For the last few months, these consequences of these two stages have dominated discussion, generating heat, but not light about what happens next. Neither has anything helped to bring back together those who feel their lives are increasingly at the mercy of a political and economic elite and those who fear Britain is retreating from being a world leader to a back water.

Little wonder the analogy most commonly and easily reached for by commentators has been that of a divorce. They speculate our coming separation from our EU partners is going to be messy, combative and rancorous. Trash talk from some - including those in charge of negotiating -  further feeds this perception. That’s why it is time for all sides to push onto Brexit part three: the practical stage. How and when is it actually going to happen?

A more constructive framework to use than marriage is one of a changing business, rather than a changing relationship. Whatever the solid economic benefits of EU membership, the British people decided the social and democratic costs had become too great. So now we must adapt.

Brexit should be as much about innovating in what we make and create as it is about seeking to renew our trading deals with the world. New products must be sought alongside new markets. This doesn’t have to mean cutting corners or cutting jobs, but it does mean being prepared to learn new skills and invest in helping those in industries that are struggling to make this leap to move on. The UK has an incredible and varied set of services and products to offer the world, but will need to focus on what we do well and uniquely here to thrive. This is easier said than done, but can also offer hope. Specialising and skilling up also means we can resist those who want us to jettison hard-won environmental and social protections as an alternative. 

Most accept such a transition will take time. But what is contested is that it will require openness. However, handing the public a done deal - however well mediated - will do little to address the division within our country. Ensuring the best deal in a way that can garner the public support it needs to work requires strong feedback channels. That is why transparency about the government's plans for Brexit is so important. Of course, a balance needs to be struck with the need to protect negotiating positions, but scrutiny by parliament- and by extension the public- will be vital. With so many differing factors at stake and choices to be made, MPs have to be able and willing to bring their constituents into the discussion not just about what Brexit actually entails, but also what kind of country Britain will be during and after the result - and their role in making it happen. 

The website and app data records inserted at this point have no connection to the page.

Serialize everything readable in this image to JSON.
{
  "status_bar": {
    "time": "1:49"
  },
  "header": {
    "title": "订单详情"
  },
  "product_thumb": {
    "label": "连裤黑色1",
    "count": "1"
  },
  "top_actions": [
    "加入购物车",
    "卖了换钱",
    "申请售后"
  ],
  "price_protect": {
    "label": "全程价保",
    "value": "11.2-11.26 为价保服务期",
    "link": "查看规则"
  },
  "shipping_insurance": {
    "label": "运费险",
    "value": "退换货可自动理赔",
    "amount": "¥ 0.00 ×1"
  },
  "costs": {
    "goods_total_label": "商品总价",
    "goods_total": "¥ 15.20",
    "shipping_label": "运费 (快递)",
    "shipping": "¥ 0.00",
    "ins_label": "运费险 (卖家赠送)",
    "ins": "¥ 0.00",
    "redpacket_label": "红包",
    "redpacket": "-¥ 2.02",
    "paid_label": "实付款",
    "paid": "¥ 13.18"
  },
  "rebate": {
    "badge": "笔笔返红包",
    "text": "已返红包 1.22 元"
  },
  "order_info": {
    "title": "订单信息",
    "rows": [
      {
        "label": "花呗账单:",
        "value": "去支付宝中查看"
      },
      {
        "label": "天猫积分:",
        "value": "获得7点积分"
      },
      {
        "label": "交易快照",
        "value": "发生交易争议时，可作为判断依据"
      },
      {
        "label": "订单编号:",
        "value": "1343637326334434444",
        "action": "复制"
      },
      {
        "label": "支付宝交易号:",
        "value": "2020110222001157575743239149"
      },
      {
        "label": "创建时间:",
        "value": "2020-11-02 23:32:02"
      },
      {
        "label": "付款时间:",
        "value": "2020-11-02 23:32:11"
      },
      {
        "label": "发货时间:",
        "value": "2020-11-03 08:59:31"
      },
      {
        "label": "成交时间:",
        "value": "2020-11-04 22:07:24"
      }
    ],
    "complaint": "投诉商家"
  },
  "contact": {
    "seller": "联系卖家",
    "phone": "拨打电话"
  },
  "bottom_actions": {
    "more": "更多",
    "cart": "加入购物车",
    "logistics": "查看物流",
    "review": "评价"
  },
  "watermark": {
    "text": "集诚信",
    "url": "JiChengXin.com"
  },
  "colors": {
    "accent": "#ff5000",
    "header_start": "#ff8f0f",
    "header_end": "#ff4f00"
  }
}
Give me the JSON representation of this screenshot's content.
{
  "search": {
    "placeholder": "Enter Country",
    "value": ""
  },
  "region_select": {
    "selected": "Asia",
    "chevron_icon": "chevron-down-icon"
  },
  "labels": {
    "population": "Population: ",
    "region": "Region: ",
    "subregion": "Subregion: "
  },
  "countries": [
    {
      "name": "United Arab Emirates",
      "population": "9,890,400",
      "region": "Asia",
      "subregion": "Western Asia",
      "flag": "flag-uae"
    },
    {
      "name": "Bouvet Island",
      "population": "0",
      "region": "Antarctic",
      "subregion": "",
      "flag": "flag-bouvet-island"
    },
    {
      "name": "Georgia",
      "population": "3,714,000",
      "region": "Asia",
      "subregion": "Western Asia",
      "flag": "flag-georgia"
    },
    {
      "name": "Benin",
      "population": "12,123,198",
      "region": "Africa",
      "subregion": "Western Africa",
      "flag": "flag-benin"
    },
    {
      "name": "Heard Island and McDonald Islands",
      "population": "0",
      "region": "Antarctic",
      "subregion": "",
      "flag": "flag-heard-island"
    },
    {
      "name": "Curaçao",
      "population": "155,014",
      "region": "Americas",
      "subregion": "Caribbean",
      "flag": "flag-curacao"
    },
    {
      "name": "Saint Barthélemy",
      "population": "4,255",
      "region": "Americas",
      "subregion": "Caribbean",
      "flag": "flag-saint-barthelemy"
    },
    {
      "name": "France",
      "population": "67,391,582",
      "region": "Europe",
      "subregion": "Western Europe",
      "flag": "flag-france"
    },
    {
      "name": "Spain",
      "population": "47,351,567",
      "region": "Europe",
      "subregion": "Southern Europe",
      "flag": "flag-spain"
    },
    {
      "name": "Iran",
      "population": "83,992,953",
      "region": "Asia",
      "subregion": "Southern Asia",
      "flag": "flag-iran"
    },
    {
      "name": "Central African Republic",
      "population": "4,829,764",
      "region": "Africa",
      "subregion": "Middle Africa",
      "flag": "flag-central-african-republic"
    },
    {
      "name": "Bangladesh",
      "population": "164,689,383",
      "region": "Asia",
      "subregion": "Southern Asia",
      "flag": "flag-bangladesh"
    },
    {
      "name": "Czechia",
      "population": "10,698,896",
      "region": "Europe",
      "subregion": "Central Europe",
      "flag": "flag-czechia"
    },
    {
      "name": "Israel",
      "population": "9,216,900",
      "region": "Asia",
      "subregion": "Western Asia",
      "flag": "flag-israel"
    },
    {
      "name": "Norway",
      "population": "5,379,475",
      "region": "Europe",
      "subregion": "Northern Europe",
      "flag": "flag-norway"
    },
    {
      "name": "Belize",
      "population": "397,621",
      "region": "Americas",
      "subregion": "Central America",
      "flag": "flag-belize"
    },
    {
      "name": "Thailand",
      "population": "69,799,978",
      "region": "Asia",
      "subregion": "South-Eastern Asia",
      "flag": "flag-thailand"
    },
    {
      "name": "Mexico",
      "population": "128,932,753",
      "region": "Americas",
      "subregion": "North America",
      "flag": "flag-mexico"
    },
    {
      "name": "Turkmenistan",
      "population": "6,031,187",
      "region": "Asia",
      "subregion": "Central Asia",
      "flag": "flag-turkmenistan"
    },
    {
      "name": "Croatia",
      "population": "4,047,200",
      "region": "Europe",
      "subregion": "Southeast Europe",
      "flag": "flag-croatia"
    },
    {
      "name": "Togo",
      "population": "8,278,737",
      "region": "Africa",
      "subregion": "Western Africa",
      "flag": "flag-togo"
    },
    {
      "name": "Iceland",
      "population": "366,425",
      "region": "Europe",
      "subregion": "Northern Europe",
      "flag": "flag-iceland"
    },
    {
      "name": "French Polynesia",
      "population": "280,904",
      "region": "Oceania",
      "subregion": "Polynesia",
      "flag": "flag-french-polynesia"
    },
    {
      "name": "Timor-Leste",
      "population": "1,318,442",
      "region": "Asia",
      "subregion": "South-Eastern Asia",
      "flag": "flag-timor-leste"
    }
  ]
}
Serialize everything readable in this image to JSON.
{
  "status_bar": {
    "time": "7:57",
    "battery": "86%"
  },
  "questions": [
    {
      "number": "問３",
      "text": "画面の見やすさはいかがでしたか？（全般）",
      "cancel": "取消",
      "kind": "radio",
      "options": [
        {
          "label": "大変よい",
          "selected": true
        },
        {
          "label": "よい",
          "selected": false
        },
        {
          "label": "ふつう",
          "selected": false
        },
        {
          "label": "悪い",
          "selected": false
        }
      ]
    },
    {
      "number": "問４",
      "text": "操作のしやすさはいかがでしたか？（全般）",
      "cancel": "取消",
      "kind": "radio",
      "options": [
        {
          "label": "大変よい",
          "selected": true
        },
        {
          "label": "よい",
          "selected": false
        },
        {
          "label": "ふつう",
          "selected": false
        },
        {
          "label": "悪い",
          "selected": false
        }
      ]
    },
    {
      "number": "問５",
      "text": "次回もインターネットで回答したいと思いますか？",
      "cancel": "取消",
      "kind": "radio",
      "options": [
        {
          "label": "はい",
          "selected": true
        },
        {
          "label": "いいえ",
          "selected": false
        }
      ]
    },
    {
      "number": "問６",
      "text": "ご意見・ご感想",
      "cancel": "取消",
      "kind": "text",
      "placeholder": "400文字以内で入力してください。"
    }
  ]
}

Those who want to claim the engagement of parliament and the public undermines the referendum result are still in stages one and two of this debate, looking for someone to blame for past injustices, not building a better future for all. Our Marmite may be safe for the moment, but Brexit can’t remain a love it or hate it phenomenon. It’s time for everyone to get practical.